§ **Task details**: Every line of the entries below that includes "Başlat" belongs in the answer, copied as written.

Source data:

········

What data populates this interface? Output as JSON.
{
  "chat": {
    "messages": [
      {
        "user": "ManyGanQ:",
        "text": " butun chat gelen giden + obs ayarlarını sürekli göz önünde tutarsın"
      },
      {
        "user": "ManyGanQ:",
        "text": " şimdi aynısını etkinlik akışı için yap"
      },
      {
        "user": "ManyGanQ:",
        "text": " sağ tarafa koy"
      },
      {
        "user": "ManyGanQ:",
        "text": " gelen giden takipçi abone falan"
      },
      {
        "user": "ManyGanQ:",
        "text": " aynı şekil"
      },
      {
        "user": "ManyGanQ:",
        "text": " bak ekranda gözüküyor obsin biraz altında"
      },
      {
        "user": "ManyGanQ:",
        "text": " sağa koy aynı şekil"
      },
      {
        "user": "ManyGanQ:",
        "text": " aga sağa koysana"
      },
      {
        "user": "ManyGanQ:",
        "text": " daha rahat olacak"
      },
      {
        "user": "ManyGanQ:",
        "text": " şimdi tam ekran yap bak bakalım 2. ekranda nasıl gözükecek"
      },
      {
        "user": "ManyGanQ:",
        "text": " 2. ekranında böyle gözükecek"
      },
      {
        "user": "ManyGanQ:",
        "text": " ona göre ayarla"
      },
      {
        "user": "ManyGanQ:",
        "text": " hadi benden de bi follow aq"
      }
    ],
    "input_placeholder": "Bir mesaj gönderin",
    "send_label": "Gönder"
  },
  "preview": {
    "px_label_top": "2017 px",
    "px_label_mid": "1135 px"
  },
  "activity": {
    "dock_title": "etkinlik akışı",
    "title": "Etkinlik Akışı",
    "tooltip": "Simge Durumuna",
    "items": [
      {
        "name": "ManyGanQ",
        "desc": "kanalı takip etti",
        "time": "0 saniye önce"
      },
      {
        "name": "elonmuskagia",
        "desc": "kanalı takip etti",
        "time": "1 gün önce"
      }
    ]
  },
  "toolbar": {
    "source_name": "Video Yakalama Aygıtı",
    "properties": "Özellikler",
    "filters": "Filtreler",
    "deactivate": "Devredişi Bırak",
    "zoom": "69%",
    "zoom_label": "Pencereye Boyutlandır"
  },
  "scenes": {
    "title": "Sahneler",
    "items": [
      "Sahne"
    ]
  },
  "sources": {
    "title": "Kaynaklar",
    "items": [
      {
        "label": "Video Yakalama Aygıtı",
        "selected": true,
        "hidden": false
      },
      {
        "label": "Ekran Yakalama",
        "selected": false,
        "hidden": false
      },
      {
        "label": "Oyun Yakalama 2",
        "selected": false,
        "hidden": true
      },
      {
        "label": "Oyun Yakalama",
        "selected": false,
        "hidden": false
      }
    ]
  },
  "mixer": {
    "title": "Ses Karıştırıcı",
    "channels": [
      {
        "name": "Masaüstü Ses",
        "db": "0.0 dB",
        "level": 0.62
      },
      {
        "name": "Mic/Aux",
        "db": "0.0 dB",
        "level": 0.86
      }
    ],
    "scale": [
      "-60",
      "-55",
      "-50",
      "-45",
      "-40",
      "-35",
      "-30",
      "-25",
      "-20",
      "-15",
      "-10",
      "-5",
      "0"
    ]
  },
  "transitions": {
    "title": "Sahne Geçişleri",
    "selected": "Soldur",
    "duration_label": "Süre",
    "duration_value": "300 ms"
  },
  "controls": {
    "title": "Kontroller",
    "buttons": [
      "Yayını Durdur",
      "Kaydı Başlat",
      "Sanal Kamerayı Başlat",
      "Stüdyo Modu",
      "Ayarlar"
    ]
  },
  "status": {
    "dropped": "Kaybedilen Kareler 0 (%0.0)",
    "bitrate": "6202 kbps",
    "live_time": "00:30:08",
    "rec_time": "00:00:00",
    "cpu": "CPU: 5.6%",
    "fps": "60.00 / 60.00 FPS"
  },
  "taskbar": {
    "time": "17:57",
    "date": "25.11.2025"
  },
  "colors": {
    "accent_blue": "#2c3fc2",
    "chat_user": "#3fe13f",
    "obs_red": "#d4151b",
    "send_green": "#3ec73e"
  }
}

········

§ **Exercise answer**:
      "Kaydı Başlat",
      "Sanal Kamerayı Başlat",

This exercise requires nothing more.